My hypothesis is that companies with powerful, clear, differentiated statements about who they are have more effective employee teamwork and strong brands. Note that I don’t say that the statement causes the success, just that they tend to go together.
Expect a lot more from me on this. But for now, I just picked out a few distinctive companies and looked. The “Who Are We” statements of these brands stand out as much as the brands themselves. They’re clear. They’re written directly, as if an executive is talking to customer or an employee. They talk about experiences, not market share or profits. Most importantly — an employee could actually decide what to do, or what not to do, based on these clear statements of purpose. I give each one a completely subjective inspiration score from 1 to 5 diamonds.
Whole Foods. “America’s Healthiest Grocery Store. Who are we? Well, we seek out the finest natural and organic foods available, maintain the strictest quality standards in the industry, and have an unshakeable commitment to sustainable agriculture. Add to that the excitement and fun we bring to shopping for groceries, and you start to get a sense of what we’re all about. Oh yeah, we’re a mission-driven company too.” [A little heavy on the adjectives, but the focus on the experience and the quality comes through clearly.] Inspiration score: ♦ ♦ ♦ ♦

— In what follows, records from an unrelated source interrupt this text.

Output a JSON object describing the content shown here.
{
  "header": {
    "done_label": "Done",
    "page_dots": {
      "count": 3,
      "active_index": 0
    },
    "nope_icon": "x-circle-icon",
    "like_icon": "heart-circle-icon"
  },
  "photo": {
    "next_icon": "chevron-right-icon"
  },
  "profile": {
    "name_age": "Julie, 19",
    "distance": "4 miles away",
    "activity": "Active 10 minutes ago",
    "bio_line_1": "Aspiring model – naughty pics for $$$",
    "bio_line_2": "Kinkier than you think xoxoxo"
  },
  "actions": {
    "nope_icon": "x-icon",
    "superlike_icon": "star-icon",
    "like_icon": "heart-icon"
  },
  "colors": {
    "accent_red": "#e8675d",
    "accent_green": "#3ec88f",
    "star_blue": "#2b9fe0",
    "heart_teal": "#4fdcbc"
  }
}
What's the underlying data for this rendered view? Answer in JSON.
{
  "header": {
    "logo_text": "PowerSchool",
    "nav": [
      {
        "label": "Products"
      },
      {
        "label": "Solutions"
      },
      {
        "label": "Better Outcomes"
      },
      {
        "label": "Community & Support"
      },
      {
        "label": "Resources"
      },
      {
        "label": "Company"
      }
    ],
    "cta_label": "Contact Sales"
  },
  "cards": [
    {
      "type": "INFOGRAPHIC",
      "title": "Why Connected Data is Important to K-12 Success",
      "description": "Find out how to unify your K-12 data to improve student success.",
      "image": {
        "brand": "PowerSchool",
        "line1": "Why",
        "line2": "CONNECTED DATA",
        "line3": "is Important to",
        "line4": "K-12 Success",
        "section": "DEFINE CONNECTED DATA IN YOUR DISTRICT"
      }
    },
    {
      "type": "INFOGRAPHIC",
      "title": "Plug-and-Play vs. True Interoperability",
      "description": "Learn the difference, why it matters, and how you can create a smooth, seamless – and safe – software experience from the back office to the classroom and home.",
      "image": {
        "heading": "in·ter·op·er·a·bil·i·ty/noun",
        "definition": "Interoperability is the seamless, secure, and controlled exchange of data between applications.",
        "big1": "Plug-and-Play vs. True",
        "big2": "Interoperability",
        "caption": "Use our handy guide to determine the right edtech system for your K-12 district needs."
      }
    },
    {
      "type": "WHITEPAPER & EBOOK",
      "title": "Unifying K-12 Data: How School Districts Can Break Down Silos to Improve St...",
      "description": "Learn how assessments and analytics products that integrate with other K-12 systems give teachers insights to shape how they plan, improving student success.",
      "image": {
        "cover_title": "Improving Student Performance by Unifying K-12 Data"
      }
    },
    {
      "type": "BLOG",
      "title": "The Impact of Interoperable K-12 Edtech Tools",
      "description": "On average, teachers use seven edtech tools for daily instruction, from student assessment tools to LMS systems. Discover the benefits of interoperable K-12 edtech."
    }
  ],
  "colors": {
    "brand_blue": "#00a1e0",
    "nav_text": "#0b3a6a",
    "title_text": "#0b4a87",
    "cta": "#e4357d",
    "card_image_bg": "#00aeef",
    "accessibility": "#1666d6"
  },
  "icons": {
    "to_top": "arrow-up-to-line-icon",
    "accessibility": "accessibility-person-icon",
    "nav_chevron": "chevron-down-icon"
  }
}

Google. “Google’s mission is to organize the world’s information and make it universally accessible and useful. . . . Larry Page, our co-founder and CEO, once described the ‘perfect search engine’ as something that ‘understands exactly what you mean and gives you back exactly what you want.’ Since he spoke those words Google has grown to offer products beyond search, but the spirit of what he said remains. With all our technologies—from search to Chrome to Gmail—our goal is to make it as easy as possible for you to find the information you need and get the things you need to do done.” [Crystal clear, direct, audacious, and informal. You can see how an employee might make decisions based on this statement.] Inspiration score: ♦ ♦ ♦ ♦ ♦
Virgin America. “Virgin America is a California-based airline that is on a mission to make flying good again, with brand new planes, attractive fares, top-notch service, and a host of fun, innovative amenities that are reinventing domestic air travel. The Virgin America experience is unlike any other in the skies, featuring mood-lit cabins with fleetwide WiFi, custom-designed leather seats, power outlets, and a video touch-screen at every seatback offering guests on-demand menus and countless entertainment options.” [This is a little heavy on the product details; they’ll have to update it as air travel technology changes. But it’s clearly differentiated in a homogeneous air travel market.] Inspiration score: ♦ ♦ ♦ ♦
Now let’s look at some brands that are a lot less inspiring.
Bank of America. “We’re focused on listening to our customers, helping connect them to what matters most. Our purpose is to help improve the financial lives of our customers and clients through the power of every connection. How will we know when we’ve achieved that? When our customers and clients tell us we have.” [Not differentiated — sounds the same as every other financial institution. While this is a statement about customers, does B of A really evaluate its success based on customer metrics or financial ones? Still, could be a lot worse.] Inspiration score: ♦ ♦ ◊
Comcast. “Comcast brings together the best in media and technology. We drive innovation to create the world’s best entertainment and online experiences.” [Audacious. “Drive innovation” is a cliche. And while this talks about experiences, it doesn’t talk about customers. Must be a sensitive subject.] Inspiration score: ♦ ♦
American Airlines. [My extensive searching revealed that there is no “Who We Are”statement on American’s website. I’ve got 2 million miles on this airline and permanent Platinum status, and I couldn’t tell you who they are. The employees’ behavior reflects an airline with no statement of purpose — that is, inconsistent.] Inspiration score:
My conclusion: breakout brands have inspiring, direct statements about who they are. Check out Richard Branson’s advice on how to create one. But a direct statement of purpose can be part of changing the brand experience, it takes a lot more than that. Customers recognize empty promises.
Have you seen a great (or awful) “Who We Are” statement? Post it in the comments, or submit it to me.
Photo: Paul Downey via Flickr